The Health Care Cost Institute found that Wisconsin had the second highest health care prices of the 41 states it surveyed, with the 200 most common health services priced in Wisconsin 81 percent higher than average. According to the Healthy Marketplace Index, published by the Health Care Cost Institute, Milwaukee and Green Bay have the fourth and fifth highest healthcare prices of more than 100 metro areas it reviewed. Study after study comes back with very similar findings, to the surprise of no one. Healthcare costs are higher in Wisconsin than elsewhere.

Employers have looked at these studies, and at the bills they pay for health insurance for their workforce and their families, and have long wondered why Wisconsin costs seem so out of line nationally. What is special about Wisconsin? WMC member CEOs routinely put the cost of healthcare as a top issue they face as they try to remain competitive.

If you read the rhetoric from defenders of the healthcare industry, you would think that Wisconsin has a utopia of healthcare where the quality is far superior to anywhere else, justifying the high costs.

Employers have long scratched their heads at this notion, especially multi-state employers who purchase healthcare services in other states that is on par with the quality received in Wisconsin but at a fraction of the cost.

In December, the Business Health Care Group (BHCG) out of Milwaukee released a study they commissioned from GNS Healthcare in Cambridge, Massachusetts, that put the notion of high costs being justified by high quality to the test. The statewide study found emphatically that there is zero correlation between cost and quality.

A similar analysis was performed last year by the Workers Compensation Research Institute (WCRI), also out of Massachusetts, looking at the correlation between costs and quality for health care services purchased specifically for worker’s compensation injuries. WCRI also found that the correlation between higher costs and better quality simply wasn’t there. Yet in Wisconsin, that’s what we hear from providers for the reason why health care cost specific to worker’s compensation is the highest in the nation.

The Doctor who ran the analytics for the BHCG study, Earl Steinberg, was quoted in the Milwaukee Journal Sentinel story covering the study on Dec. 4, 2019 as saying, “There was no correlation between cost and quality — I mean virtually zero. We can show it. We produced a graph of every doc.”

In 2020, WMC will convene a group of employers to work on developing a set of proposals to turn back the high costs of healthcare.

The group will look at best practices, such as working with groups like BHCG to unleash consumerism by encouraging employers to seek out the high-quality doctors, lower-priced doctors, even if it means leaving the state for certain services. It will look at ways to make the state price-transparency requirements user friendly so that employers and workers are able to see the quality and cost comparison when making decisions.

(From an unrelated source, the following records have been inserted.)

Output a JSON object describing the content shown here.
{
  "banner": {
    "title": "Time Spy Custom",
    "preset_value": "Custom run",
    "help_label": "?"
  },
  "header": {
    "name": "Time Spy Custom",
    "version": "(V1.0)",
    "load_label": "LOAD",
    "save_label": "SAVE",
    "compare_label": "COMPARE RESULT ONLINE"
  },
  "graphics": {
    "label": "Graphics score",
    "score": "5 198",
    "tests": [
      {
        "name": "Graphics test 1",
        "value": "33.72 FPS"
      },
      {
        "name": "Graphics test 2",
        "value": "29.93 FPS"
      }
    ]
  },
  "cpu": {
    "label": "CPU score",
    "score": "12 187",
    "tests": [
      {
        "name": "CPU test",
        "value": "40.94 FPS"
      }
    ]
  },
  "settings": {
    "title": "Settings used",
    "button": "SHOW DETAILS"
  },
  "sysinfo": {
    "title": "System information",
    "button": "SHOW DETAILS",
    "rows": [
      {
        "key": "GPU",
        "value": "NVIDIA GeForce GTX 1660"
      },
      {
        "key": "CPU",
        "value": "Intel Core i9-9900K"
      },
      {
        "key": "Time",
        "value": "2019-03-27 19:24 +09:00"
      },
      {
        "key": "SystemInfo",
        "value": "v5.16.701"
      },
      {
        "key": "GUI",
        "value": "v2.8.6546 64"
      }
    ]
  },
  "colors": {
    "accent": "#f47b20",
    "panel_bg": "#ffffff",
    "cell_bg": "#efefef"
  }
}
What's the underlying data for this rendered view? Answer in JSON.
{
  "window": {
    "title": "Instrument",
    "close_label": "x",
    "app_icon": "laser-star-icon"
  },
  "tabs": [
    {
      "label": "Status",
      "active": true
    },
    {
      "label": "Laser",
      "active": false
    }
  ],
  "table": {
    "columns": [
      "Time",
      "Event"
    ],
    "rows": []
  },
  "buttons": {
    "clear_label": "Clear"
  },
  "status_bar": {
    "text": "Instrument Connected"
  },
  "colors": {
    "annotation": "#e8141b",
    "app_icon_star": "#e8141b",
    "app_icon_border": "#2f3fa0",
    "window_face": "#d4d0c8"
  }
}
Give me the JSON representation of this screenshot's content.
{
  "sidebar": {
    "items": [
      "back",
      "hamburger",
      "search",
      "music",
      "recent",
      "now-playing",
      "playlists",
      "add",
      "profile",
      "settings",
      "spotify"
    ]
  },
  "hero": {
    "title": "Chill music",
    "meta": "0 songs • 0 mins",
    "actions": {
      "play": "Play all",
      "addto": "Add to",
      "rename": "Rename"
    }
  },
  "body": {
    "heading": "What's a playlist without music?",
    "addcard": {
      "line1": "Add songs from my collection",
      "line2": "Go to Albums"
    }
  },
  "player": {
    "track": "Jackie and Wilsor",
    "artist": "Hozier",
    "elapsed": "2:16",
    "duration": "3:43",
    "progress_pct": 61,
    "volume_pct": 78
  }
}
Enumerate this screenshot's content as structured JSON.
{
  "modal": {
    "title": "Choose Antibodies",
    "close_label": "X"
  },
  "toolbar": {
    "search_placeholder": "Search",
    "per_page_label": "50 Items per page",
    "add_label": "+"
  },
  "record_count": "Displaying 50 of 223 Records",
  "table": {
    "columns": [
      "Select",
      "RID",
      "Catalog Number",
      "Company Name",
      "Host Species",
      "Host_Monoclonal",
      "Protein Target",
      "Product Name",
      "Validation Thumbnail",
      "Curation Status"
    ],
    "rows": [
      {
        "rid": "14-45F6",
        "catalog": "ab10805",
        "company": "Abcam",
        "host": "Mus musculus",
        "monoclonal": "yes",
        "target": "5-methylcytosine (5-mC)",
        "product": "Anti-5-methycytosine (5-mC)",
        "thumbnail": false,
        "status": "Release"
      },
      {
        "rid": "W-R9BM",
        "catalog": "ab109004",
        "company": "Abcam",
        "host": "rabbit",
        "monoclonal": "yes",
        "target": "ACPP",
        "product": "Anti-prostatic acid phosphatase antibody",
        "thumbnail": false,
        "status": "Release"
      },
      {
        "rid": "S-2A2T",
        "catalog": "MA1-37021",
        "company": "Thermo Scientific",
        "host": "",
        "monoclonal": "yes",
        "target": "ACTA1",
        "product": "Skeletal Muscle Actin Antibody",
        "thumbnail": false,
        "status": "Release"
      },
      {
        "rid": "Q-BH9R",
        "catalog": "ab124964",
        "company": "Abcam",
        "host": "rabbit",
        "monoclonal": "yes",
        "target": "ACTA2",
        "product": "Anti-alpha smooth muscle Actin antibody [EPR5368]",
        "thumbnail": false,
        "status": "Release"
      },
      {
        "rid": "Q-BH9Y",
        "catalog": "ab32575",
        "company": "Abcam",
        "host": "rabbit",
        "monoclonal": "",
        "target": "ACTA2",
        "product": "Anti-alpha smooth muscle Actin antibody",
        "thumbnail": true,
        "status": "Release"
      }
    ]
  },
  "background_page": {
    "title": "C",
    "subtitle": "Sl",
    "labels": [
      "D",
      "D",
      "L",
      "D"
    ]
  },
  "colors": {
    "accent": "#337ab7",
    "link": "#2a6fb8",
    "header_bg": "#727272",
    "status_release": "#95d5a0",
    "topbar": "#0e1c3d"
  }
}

The group will look at what is working, and what barriers exist, for employers who want to provide preventative care on site for workers and their families. Most importantly, the group will work together to determine what changes are needed, and then implement those changes — whether the changes are needed within employers’ purchasing models, in state law, or elsewhere.

It’s time for Wisconsin to stop spending more than everywhere else on healthcare — especially when studies are corroborating the long-held employer believe that the high costs do not equate better quality.

Chris Reader is senior director of workforce and employment policy with Wisconsin Manufacturers & Commerce, Madison. His commentaries are published regularly in the Wisconsin Business Voice, a WMC publication.